__AIM OF THE EXERCISE__
With the string "image" as the filter, copy each matching line from the records.

__INPUT MATERIAL__

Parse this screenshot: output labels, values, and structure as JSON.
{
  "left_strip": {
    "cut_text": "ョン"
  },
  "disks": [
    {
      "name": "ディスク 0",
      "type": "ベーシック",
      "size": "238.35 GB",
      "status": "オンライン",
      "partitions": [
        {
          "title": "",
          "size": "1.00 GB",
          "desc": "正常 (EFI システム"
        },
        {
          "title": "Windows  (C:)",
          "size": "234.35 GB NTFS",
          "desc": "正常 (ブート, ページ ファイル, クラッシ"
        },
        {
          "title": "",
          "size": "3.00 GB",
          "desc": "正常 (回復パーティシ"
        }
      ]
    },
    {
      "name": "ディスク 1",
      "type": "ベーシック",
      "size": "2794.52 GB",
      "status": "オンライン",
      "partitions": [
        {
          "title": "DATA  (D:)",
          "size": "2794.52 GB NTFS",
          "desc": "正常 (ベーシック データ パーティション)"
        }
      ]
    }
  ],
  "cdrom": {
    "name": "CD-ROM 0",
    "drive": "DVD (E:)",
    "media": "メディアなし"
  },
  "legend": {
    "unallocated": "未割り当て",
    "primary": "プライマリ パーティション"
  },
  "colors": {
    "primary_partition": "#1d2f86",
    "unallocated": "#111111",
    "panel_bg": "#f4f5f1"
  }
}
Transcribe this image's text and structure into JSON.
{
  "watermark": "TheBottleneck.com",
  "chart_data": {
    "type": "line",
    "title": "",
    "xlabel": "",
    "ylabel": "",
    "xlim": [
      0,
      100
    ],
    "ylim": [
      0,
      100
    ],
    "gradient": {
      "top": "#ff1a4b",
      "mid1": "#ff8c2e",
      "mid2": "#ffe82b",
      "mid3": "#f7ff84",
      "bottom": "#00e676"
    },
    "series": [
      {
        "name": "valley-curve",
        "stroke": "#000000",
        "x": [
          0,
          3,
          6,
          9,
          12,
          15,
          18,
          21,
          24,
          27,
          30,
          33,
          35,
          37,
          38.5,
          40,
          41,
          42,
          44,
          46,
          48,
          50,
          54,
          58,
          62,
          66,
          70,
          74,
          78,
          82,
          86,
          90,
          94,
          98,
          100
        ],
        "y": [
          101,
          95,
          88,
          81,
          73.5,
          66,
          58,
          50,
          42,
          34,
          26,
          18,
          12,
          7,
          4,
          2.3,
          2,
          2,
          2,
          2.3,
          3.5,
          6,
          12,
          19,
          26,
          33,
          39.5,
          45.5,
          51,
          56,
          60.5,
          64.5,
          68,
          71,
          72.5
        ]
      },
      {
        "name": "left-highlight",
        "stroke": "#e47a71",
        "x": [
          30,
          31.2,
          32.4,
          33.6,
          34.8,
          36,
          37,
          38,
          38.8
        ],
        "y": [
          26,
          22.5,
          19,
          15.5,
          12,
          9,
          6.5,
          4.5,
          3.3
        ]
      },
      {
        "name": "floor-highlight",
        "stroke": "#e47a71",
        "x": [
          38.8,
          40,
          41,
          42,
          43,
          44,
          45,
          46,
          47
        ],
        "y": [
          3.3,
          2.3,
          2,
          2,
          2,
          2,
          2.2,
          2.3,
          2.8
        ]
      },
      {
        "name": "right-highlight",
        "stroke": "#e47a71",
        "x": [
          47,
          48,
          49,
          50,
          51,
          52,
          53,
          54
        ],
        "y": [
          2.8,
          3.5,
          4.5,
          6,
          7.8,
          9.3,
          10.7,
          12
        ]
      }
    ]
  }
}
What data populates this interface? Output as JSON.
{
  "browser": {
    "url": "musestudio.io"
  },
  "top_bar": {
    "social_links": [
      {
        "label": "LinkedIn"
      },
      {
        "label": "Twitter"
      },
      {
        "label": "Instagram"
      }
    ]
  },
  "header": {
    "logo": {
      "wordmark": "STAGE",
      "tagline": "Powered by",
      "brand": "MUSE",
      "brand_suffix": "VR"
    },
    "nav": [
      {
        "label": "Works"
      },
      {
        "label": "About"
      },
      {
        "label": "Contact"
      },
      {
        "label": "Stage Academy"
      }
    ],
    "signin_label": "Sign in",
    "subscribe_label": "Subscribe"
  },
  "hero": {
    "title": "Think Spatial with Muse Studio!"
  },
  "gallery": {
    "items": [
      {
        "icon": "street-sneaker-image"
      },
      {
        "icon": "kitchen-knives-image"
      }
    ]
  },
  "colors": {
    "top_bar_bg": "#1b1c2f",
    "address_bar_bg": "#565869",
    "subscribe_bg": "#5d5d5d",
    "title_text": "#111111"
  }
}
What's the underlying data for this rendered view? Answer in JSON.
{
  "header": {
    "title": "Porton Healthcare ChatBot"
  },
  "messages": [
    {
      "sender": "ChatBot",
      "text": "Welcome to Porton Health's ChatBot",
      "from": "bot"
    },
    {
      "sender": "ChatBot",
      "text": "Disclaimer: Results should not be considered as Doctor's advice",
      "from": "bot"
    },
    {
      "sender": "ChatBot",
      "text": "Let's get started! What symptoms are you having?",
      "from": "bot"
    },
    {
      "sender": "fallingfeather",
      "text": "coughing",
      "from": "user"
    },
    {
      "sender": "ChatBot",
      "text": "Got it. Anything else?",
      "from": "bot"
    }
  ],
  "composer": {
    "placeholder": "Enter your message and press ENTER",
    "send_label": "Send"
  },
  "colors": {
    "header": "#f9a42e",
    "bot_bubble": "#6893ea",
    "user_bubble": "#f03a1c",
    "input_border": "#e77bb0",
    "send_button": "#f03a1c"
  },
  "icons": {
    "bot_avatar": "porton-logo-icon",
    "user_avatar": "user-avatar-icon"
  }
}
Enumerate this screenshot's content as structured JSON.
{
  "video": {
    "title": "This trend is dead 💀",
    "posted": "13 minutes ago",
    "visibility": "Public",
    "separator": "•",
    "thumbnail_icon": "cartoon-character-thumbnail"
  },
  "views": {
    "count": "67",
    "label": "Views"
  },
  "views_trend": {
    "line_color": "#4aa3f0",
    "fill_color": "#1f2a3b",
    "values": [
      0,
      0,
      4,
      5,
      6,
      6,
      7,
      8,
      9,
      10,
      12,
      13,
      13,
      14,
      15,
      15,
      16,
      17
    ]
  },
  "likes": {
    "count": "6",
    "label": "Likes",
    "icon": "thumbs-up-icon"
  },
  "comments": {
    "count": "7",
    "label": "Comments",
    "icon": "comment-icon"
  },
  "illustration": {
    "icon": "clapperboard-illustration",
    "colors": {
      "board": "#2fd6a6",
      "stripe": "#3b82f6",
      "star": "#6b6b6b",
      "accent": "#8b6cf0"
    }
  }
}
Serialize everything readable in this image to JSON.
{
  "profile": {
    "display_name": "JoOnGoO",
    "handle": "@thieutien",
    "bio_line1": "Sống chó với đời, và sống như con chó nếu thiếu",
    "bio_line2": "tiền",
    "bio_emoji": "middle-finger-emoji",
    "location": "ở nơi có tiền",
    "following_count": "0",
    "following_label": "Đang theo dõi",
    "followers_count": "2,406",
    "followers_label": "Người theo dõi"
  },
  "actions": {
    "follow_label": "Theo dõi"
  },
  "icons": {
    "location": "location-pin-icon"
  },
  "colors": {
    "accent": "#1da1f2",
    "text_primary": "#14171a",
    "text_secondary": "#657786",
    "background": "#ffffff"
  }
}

__RESPONSE TO THIS EXERCISE__
Transcribe this image's text and structure into JSON.
        "icon": "street-sneaker-image"
        "icon": "kitchen-knives-image"
Serialize everything readable in this image to JSON.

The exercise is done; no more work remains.